In the meantime, the Countryman is floating Mini’s boat. Granted, Mini’s boat isn’t sitting that high in the water: sales have decreased in each of 2014’s first eight months. Countryman sales jumped 48% in August even as the rest of Mini’s range slid 41%. Year-to-date, Mini Countryman sales are up 6%; the rest of the Mini lineup is collectively down 34%. (Read More…)
Though BMW may announce Thursday where in Mexico it will build its second North American plant, sources close to the matter said the plant will pump 150,000 units annually into auto trains bound for the United States.
Can you say, brand dilution? Then again, it’s better than the Countryman.
The biggest MINI of them all, the Countryman, debuted its refreshed looks for the guests at the 2014 New York Auto Show.
BMW’s MINI may not replace the Coupe, Paceman or Roadster when their day comes, opting to focus on three “pillar” models that allow the brand to be “more relevant to more people,” according to MINI head of product management Oliver Friedmann.
At 10 inches longer and 7 inches wider than the current Clubman, this really is the Maxi Mini. And it’s got two extra doors. While officially a concept, you can bet that this is making it into production.
You could make a case for Mini’s Clubman being an ideal small-business/delivery vehicle. It’s large enough to carry bulky office items, small enough to park, stylish enough to be seen in, and gets decent fuel economy. One of the biggest criticisms of the Clubman, though, has nothing to do with its practicality- it’s that the bigger Mini doesn’t quite live up to the brand’s hard-earned performance heritage. That’s going to change, however, with the launch of the 2015 Mini Hybrid Clubman.
MINI Countryman cars being assembled at Magna Steyr’s Austrian facility.
The Kleine Zeitung newspaper reported on Thursday that the BMW Group will end contract production of Mini cars by Magna Steyr in 2016. Automotive News reports that the Austrian supplier currently builds the Mini Countryman and Mini Paceman. BMW will move production of the two models to BMW’s own Mini factory in Oxford, England, and to Mitsubishi’s former NedCar facility in the Netherlands, where the Dutch group VDL will start Mini production under contract later this year.
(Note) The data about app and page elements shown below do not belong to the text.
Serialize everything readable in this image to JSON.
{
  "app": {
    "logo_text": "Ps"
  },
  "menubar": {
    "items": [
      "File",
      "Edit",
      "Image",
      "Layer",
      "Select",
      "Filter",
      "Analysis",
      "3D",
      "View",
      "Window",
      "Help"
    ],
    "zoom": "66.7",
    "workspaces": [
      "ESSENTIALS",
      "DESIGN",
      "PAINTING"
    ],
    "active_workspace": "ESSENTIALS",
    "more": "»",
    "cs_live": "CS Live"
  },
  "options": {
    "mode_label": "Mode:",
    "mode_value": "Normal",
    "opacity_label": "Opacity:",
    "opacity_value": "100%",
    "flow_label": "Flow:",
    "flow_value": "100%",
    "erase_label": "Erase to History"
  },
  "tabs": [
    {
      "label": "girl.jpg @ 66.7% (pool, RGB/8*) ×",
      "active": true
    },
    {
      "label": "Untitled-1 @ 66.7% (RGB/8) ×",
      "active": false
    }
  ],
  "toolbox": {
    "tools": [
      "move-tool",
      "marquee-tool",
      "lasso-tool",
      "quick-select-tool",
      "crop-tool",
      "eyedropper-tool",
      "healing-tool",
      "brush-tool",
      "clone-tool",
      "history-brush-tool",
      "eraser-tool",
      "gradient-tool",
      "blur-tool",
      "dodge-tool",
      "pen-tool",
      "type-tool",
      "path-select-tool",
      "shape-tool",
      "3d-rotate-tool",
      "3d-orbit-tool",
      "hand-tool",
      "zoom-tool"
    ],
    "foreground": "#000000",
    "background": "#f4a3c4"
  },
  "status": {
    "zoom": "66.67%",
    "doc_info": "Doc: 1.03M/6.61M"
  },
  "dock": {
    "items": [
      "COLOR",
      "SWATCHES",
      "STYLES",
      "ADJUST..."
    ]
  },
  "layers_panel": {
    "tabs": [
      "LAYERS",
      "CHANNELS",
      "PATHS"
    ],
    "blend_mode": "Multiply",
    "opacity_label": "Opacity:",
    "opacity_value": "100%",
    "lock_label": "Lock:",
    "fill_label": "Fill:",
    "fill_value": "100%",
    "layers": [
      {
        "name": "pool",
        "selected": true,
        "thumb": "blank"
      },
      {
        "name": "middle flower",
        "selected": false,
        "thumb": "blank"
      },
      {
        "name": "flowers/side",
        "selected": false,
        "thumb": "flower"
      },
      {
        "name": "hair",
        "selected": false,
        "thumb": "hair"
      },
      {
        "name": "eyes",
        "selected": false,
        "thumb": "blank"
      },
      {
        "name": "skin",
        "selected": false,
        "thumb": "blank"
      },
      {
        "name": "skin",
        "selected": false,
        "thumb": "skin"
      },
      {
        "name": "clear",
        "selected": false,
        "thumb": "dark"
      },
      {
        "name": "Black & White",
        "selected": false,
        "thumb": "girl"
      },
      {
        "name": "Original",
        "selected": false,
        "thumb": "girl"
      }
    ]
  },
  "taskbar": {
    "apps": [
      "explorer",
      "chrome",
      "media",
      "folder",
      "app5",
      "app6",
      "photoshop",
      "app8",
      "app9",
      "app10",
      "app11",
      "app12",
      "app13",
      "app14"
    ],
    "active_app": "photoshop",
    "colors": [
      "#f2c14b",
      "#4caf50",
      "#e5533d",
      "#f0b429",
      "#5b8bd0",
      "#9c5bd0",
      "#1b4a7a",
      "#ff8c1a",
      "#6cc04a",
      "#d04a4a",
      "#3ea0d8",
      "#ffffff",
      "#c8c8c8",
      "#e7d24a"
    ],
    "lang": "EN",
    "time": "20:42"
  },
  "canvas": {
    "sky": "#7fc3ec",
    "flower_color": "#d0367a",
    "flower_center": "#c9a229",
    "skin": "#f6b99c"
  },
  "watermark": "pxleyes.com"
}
Magna Steyr’s corporate parent, Magna International, said in a statement that its relationship with BMW will continue through a new vehicle manufacturing contract.